• Your task
In the material below, find every line containing the string "MainActivity" and return it.

• Exercise data
■ ■ ■ ■ ■ ■ ■

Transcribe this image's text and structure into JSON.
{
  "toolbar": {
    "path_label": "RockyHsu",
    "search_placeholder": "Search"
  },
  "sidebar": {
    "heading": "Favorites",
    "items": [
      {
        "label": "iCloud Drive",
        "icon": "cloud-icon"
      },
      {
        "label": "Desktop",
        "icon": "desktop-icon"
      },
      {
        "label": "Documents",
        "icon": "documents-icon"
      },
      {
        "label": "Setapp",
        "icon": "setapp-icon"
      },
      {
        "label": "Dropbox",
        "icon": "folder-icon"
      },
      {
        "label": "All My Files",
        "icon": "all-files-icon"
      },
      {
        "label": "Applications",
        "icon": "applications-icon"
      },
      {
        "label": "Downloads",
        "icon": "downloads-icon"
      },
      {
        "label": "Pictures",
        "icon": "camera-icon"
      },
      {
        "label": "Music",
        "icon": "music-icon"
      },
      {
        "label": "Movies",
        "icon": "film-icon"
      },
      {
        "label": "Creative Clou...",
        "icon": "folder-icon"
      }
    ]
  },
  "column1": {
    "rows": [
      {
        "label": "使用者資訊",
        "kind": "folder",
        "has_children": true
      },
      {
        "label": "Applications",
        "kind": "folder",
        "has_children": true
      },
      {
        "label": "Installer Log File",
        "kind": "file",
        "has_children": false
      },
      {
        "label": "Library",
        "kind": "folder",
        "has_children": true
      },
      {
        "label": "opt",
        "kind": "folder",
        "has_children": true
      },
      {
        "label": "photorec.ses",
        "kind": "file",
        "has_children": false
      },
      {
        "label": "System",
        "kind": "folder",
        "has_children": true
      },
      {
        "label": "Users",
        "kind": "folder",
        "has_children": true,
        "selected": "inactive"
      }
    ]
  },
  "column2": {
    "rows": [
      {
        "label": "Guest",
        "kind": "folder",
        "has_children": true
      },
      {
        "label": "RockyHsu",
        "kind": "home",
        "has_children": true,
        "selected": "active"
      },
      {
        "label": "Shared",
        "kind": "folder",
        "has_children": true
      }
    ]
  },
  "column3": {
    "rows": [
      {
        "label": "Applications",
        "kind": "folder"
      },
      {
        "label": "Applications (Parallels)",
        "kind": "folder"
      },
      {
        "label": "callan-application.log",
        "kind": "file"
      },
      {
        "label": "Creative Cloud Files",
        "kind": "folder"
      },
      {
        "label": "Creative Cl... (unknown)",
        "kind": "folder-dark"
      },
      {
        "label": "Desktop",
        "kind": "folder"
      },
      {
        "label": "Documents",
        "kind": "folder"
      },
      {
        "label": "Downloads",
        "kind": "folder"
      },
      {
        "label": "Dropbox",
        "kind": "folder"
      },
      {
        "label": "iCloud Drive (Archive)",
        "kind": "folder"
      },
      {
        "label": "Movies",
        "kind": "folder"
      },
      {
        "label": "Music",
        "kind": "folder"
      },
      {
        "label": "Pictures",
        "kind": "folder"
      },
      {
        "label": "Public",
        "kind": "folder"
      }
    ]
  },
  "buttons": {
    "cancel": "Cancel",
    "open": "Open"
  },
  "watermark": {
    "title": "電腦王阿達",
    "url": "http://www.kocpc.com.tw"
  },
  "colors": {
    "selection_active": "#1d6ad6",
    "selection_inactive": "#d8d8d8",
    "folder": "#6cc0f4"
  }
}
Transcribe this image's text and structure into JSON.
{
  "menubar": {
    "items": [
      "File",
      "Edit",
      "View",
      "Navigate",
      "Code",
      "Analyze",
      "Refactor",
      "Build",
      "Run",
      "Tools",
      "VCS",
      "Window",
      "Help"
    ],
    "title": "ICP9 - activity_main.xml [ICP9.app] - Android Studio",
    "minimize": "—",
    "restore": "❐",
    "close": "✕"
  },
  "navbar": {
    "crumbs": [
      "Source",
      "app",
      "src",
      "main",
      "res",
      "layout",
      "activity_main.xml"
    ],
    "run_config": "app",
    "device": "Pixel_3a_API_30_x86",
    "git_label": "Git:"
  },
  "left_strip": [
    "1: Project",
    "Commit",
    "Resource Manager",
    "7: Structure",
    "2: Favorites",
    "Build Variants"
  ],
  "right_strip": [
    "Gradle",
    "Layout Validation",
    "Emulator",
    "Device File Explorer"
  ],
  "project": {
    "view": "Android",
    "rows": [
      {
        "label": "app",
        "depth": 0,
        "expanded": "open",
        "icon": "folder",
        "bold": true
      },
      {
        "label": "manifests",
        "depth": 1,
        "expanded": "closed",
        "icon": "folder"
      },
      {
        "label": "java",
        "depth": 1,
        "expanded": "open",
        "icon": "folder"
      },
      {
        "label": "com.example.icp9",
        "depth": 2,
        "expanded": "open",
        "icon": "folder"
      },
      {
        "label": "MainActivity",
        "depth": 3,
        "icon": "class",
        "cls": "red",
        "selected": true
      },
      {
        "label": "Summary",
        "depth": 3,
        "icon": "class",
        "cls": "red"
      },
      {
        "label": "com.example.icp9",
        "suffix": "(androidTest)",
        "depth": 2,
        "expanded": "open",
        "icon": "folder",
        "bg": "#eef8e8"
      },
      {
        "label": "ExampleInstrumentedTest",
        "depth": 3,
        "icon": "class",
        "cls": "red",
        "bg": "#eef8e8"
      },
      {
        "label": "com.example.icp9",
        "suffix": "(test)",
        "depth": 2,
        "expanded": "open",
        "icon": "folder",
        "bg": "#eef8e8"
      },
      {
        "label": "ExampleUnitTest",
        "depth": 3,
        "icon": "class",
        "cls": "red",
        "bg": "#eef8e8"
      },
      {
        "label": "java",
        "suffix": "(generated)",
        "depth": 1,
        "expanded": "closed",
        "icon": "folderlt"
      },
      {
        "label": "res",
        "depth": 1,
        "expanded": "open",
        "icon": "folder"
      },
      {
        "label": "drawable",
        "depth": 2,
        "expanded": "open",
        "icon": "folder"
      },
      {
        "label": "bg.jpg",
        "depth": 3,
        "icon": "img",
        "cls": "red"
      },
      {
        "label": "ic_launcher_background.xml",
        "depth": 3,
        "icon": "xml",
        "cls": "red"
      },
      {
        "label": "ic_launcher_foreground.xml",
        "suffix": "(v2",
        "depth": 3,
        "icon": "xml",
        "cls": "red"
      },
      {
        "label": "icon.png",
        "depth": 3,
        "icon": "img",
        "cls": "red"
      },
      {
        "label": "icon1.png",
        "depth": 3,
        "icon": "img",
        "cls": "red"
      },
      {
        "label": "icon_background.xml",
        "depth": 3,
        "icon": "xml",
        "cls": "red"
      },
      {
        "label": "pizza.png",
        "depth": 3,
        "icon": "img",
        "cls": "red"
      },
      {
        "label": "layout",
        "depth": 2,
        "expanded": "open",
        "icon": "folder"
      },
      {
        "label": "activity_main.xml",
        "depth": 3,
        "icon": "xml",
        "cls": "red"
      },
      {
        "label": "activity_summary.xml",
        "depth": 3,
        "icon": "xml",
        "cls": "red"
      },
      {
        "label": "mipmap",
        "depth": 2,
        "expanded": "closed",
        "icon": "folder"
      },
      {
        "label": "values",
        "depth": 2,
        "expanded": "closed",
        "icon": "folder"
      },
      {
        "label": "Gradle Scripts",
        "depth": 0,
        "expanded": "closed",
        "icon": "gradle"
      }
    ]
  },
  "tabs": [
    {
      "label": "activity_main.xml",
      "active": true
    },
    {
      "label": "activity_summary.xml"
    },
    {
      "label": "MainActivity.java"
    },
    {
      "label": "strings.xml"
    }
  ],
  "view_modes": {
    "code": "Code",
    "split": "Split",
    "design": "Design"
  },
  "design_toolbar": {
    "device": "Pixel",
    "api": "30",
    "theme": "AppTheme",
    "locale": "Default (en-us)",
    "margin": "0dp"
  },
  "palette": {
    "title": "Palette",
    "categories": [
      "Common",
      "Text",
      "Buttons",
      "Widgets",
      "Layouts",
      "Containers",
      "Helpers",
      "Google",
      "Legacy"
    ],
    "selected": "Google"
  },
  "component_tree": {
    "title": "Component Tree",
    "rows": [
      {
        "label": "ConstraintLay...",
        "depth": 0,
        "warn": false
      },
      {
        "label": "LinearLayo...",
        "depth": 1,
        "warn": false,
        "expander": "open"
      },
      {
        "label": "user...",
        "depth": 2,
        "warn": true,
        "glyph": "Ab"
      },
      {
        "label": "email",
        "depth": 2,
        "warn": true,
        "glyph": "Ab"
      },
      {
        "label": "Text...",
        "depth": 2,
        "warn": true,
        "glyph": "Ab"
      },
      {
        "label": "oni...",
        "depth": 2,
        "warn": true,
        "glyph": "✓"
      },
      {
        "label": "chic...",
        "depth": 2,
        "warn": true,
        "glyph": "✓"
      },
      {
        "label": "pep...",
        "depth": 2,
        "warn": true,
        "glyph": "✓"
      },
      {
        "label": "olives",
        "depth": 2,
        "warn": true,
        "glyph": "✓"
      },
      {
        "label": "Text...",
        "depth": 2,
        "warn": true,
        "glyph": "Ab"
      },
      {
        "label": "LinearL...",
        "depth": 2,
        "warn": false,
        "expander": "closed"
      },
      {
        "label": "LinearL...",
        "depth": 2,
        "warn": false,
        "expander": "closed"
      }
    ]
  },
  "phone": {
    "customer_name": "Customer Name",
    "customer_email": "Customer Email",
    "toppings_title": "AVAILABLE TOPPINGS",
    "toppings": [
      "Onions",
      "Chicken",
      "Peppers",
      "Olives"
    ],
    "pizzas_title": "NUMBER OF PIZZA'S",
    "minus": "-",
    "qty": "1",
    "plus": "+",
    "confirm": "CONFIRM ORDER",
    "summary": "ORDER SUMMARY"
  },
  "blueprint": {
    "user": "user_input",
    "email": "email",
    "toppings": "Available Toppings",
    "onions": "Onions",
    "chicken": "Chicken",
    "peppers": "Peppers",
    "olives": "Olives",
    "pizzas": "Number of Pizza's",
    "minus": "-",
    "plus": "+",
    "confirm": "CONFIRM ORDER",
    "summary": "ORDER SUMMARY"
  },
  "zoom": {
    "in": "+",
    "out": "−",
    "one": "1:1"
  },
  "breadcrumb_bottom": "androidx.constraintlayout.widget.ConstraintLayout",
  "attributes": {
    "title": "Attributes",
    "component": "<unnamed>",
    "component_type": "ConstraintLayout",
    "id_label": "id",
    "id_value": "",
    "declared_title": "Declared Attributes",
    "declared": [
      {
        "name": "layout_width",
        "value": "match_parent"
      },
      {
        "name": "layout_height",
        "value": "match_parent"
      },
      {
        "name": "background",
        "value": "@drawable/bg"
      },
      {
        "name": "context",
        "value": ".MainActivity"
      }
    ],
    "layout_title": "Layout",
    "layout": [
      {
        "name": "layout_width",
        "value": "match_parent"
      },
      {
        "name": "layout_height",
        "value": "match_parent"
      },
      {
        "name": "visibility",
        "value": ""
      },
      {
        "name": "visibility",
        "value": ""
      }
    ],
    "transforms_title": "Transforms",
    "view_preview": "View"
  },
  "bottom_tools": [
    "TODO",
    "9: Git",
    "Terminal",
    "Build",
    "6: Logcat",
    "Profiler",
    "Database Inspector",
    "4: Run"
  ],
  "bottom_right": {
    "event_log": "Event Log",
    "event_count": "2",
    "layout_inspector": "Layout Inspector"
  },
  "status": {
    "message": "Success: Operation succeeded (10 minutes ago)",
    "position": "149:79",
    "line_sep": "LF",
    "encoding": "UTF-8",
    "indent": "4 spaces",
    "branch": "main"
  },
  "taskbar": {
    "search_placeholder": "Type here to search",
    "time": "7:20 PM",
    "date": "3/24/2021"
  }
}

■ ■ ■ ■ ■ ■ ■

• Output below
        "label": "MainActivity",
      "label": "MainActivity.java"
        "value": ".MainActivity"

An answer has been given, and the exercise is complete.